Instructions to follow -> Please reproduce the entries below exactly from the line with "Give me the" through their last line, leaving out any pictures.

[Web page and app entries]
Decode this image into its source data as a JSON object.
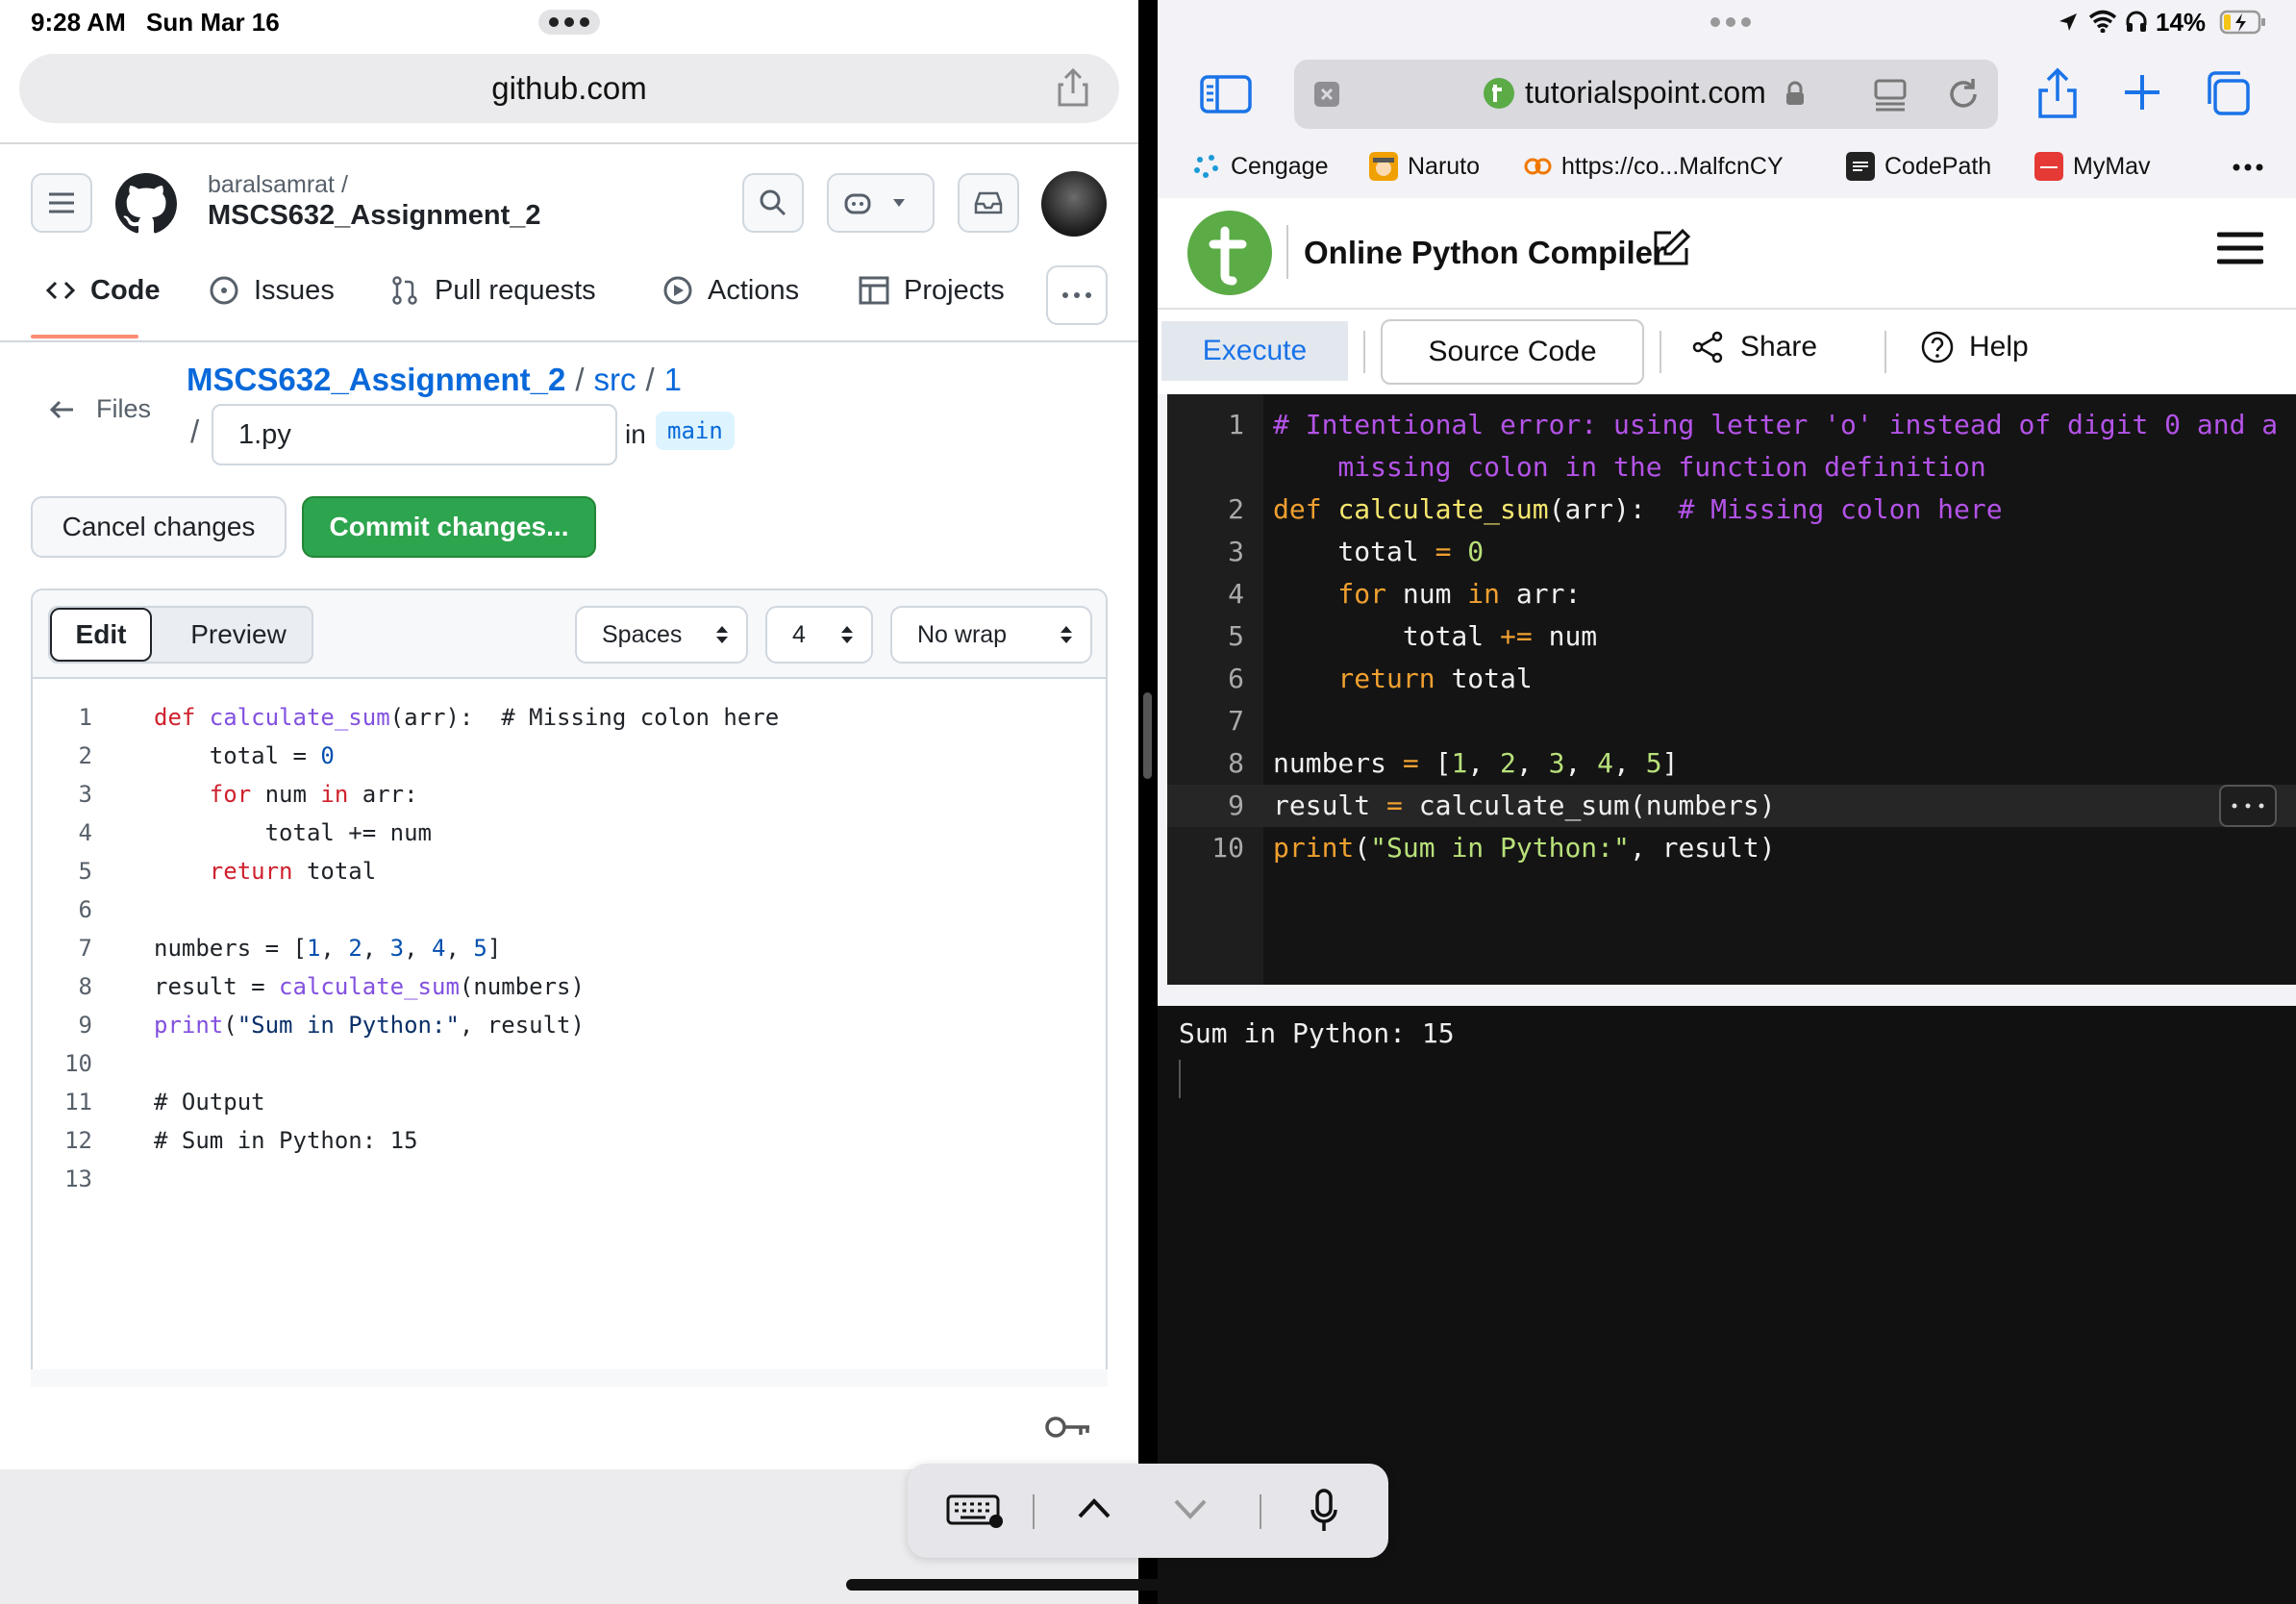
{
  "status": {
    "time": "9:28 AM",
    "date": "Sun Mar 16",
    "battery": "14%"
  },
  "left": {
    "url": "github.com",
    "repo_owner": "baralsamrat /",
    "repo_name": "MSCS632_Assignment_2",
    "tabs": [
      "Code",
      "Issues",
      "Pull requests",
      "Actions",
      "Projects"
    ],
    "files_label": "Files",
    "crumb_repo": "MSCS632_Assignment_2",
    "crumb_sep1": "/",
    "crumb_src": "src",
    "crumb_sep2": "/",
    "crumb_dir": "1",
    "crumb_sep3": "/",
    "filename": "1.py",
    "in_label": "in",
    "branch": "main",
    "cancel_label": "Cancel changes",
    "commit_label": "Commit changes...",
    "edit_label": "Edit",
    "preview_label": "Preview",
    "indent_mode": "Spaces",
    "indent_size": "4",
    "wrap_mode": "No wrap",
    "code": [
      [
        [
          "kw",
          "def "
        ],
        [
          "fn",
          "calculate_sum"
        ],
        [
          "",
          "(arr):  "
        ],
        [
          "cm",
          "# Missing colon here"
        ]
      ],
      [
        [
          "",
          "    total = "
        ],
        [
          "num",
          "0"
        ]
      ],
      [
        [
          "kw",
          "    for "
        ],
        [
          "",
          "num "
        ],
        [
          "kw",
          "in "
        ],
        [
          "",
          "arr:"
        ]
      ],
      [
        [
          "",
          "        total += num"
        ]
      ],
      [
        [
          "kw",
          "    return "
        ],
        [
          "",
          "total"
        ]
      ],
      [],
      [
        [
          "",
          "numbers = ["
        ],
        [
          "num",
          "1"
        ],
        [
          "",
          ", "
        ],
        [
          "num",
          "2"
        ],
        [
          "",
          ", "
        ],
        [
          "num",
          "3"
        ],
        [
          "",
          ", "
        ],
        [
          "num",
          "4"
        ],
        [
          "",
          ", "
        ],
        [
          "num",
          "5"
        ],
        [
          "",
          "]"
        ]
      ],
      [
        [
          "",
          "result = "
        ],
        [
          "fn",
          "calculate_sum"
        ],
        [
          "",
          "(numbers)"
        ]
      ],
      [
        [
          "fn",
          "print"
        ],
        [
          "",
          "("
        ],
        [
          "str",
          "\"Sum in Python:\""
        ],
        [
          "",
          ", result)"
        ]
      ],
      [],
      [
        [
          "cm",
          "# Output"
        ]
      ],
      [
        [
          "cm",
          "# Sum in Python: 15"
        ]
      ],
      []
    ]
  },
  "right": {
    "url": "tutorialspoint.com",
    "bookmarks": [
      "Cengage",
      "Naruto",
      "https://co...MalfcnCY",
      "CodePath",
      "MyMav"
    ],
    "site_title": "Online Python Compiler",
    "toolbar": {
      "execute": "Execute",
      "source": "Source Code",
      "share": "Share",
      "help": "Help"
    },
    "code": [
      {
        "n": "1",
        "parts": [
          [
            "tc",
            "# Intentional error: using letter 'o' instead of digit 0 and a"
          ]
        ]
      },
      {
        "n": "",
        "parts": [
          [
            "tc",
            "    missing colon in the function definition"
          ]
        ]
      },
      {
        "n": "2",
        "parts": [
          [
            "tk",
            "def "
          ],
          [
            "tf",
            "calculate_sum"
          ],
          [
            "tw",
            "(arr):  "
          ],
          [
            "tc",
            "# Missing colon here"
          ]
        ]
      },
      {
        "n": "3",
        "parts": [
          [
            "tw",
            "    total "
          ],
          [
            "tk",
            "= "
          ],
          [
            "tn",
            "0"
          ]
        ]
      },
      {
        "n": "4",
        "parts": [
          [
            "tk",
            "    for "
          ],
          [
            "tw",
            "num "
          ],
          [
            "tk",
            "in "
          ],
          [
            "tw",
            "arr:"
          ]
        ]
      },
      {
        "n": "5",
        "parts": [
          [
            "tw",
            "        total "
          ],
          [
            "tk",
            "+= "
          ],
          [
            "tw",
            "num"
          ]
        ]
      },
      {
        "n": "6",
        "parts": [
          [
            "tk",
            "    return "
          ],
          [
            "tw",
            "total"
          ]
        ]
      },
      {
        "n": "7",
        "parts": []
      },
      {
        "n": "8",
        "parts": [
          [
            "tw",
            "numbers "
          ],
          [
            "tk",
            "= "
          ],
          [
            "tw",
            "["
          ],
          [
            "tn",
            "1"
          ],
          [
            "tw",
            ", "
          ],
          [
            "tn",
            "2"
          ],
          [
            "tw",
            ", "
          ],
          [
            "tn",
            "3"
          ],
          [
            "tw",
            ", "
          ],
          [
            "tn",
            "4"
          ],
          [
            "tw",
            ", "
          ],
          [
            "tn",
            "5"
          ],
          [
            "tw",
            "]"
          ]
        ]
      },
      {
        "n": "9",
        "parts": [
          [
            "tw",
            "result "
          ],
          [
            "tk",
            "= "
          ],
          [
            "tw",
            "calculate_sum(numbers)"
          ]
        ]
      },
      {
        "n": "10",
        "parts": [
          [
            "tk",
            "print"
          ],
          [
            "tw",
            "("
          ],
          [
            "ts",
            "\"Sum in Python:\""
          ],
          [
            "tw",
            ", result)"
          ]
        ]
      }
    ],
    "output": "Sum in Python: 15"
  }
}
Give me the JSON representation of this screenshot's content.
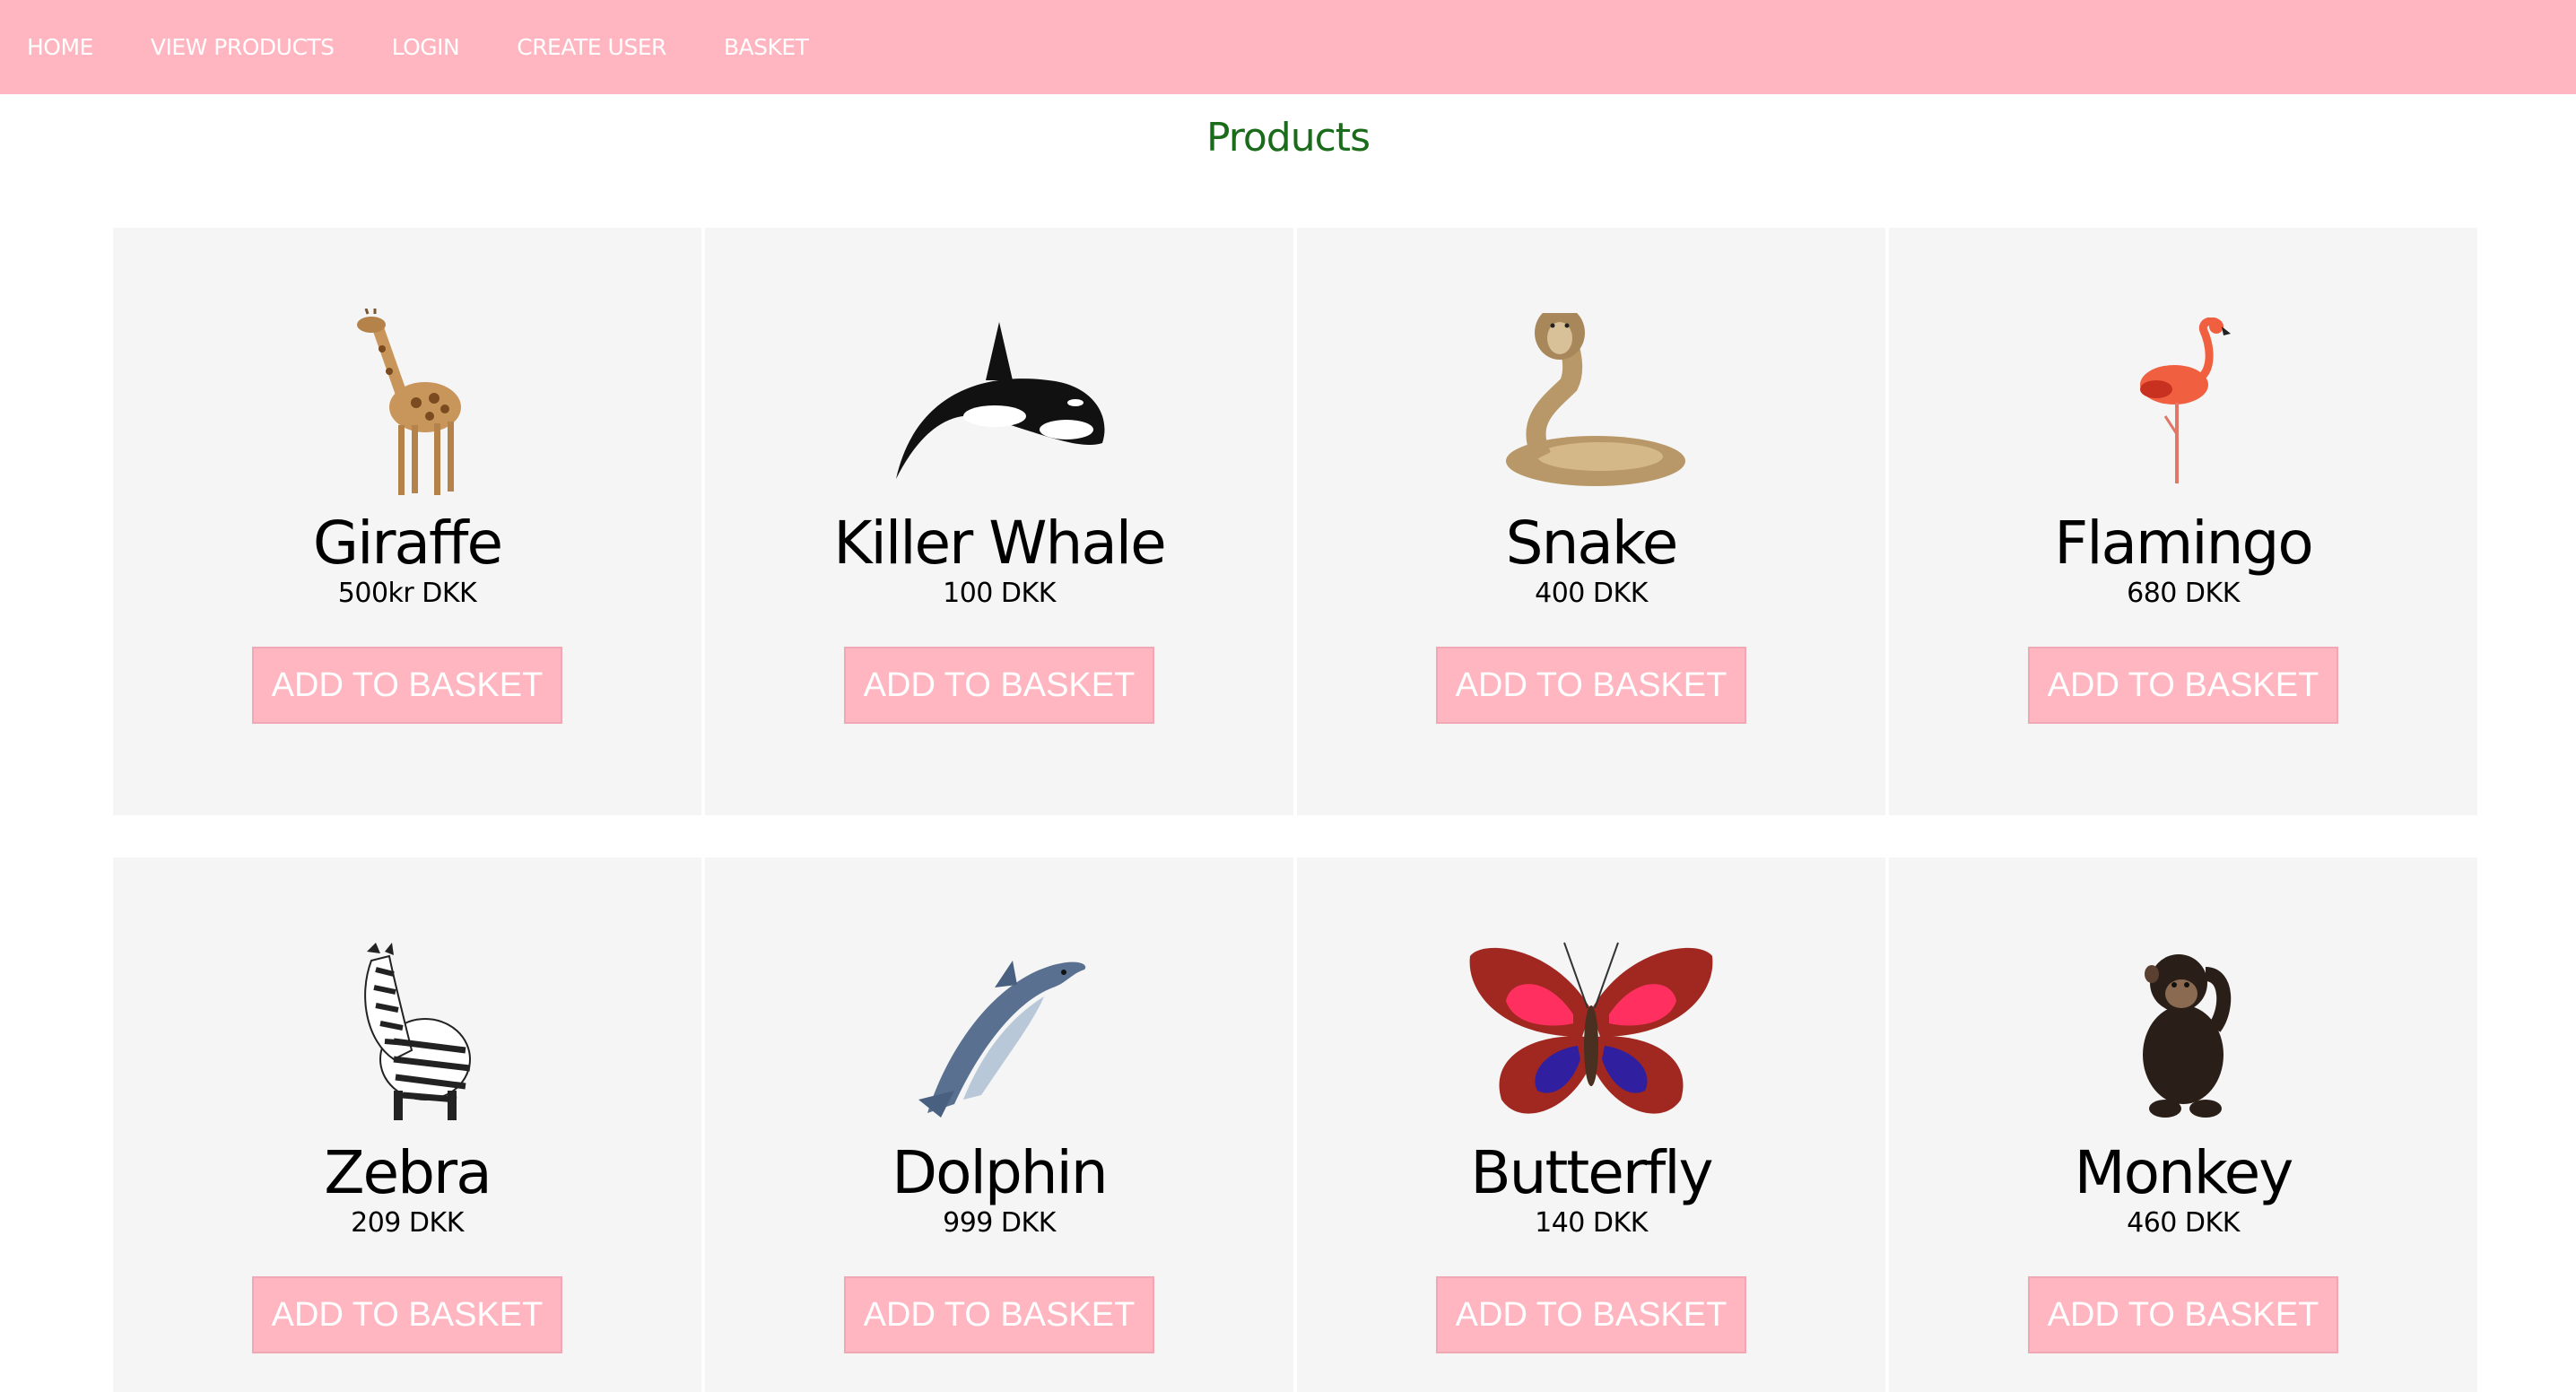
{
  "nav": {
    "items": [
      {
        "label": "HOME"
      },
      {
        "label": "VIEW PRODUCTS"
      },
      {
        "label": "LOGIN"
      },
      {
        "label": "CREATE USER"
      },
      {
        "label": "BASKET"
      }
    ]
  },
  "colors": {
    "brand_pink": "#ffb6c1",
    "title_green": "#1a6b1a",
    "card_bg": "#f5f5f5"
  },
  "page": {
    "title": "Products"
  },
  "products": [
    {
      "name": "Giraffe",
      "price": "500kr DKK",
      "button": "ADD TO BASKET",
      "icon": "giraffe-icon"
    },
    {
      "name": "Killer Whale",
      "price": "100 DKK",
      "button": "ADD TO BASKET",
      "icon": "killer-whale-icon"
    },
    {
      "name": "Snake",
      "price": "400 DKK",
      "button": "ADD TO BASKET",
      "icon": "snake-icon"
    },
    {
      "name": "Flamingo",
      "price": "680 DKK",
      "button": "ADD TO BASKET",
      "icon": "flamingo-icon"
    },
    {
      "name": "Zebra",
      "price": "209 DKK",
      "button": "ADD TO BASKET",
      "icon": "zebra-icon"
    },
    {
      "name": "Dolphin",
      "price": "999 DKK",
      "button": "ADD TO BASKET",
      "icon": "dolphin-icon"
    },
    {
      "name": "Butterfly",
      "price": "140 DKK",
      "button": "ADD TO BASKET",
      "icon": "butterfly-icon"
    },
    {
      "name": "Monkey",
      "price": "460 DKK",
      "button": "ADD TO BASKET",
      "icon": "monkey-icon"
    }
  ]
}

Result ->
Give me the JSON representation of this screenshot's content.
{
  "nav": {
    "items": [
      {
        "label": "HOME"
      },
      {
        "label": "VIEW PRODUCTS"
      },
      {
        "label": "LOGIN"
      },
      {
        "label": "CREATE USER"
      },
      {
        "label": "BASKET"
      }
    ]
  },
  "colors": {
    "brand_pink": "#ffb6c1",
    "title_green": "#1a6b1a",
    "card_bg": "#f5f5f5"
  },
  "page": {
    "title": "Products"
  },
  "products": [
    {
      "name": "Giraffe",
      "price": "500kr DKK",
      "button": "ADD TO BASKET",
      "icon": "giraffe-icon"
    },
    {
      "name": "Killer Whale",
      "price": "100 DKK",
      "button": "ADD TO BASKET",
      "icon": "killer-whale-icon"
    },
    {
      "name": "Snake",
      "price": "400 DKK",
      "button": "ADD TO BASKET",
      "icon": "snake-icon"
    },
    {
      "name": "Flamingo",
      "price": "680 DKK",
      "button": "ADD TO BASKET",
      "icon": "flamingo-icon"
    },
    {
      "name": "Zebra",
      "price": "209 DKK",
      "button": "ADD TO BASKET",
      "icon": "zebra-icon"
    },
    {
      "name": "Dolphin",
      "price": "999 DKK",
      "button": "ADD TO BASKET",
      "icon": "dolphin-icon"
    },
    {
      "name": "Butterfly",
      "price": "140 DKK",
      "button": "ADD TO BASKET",
      "icon": "butterfly-icon"
    },
    {
      "name": "Monkey",
      "price": "460 DKK",
      "button": "ADD TO BASKET",
      "icon": "monkey-icon"
    }
  ]
}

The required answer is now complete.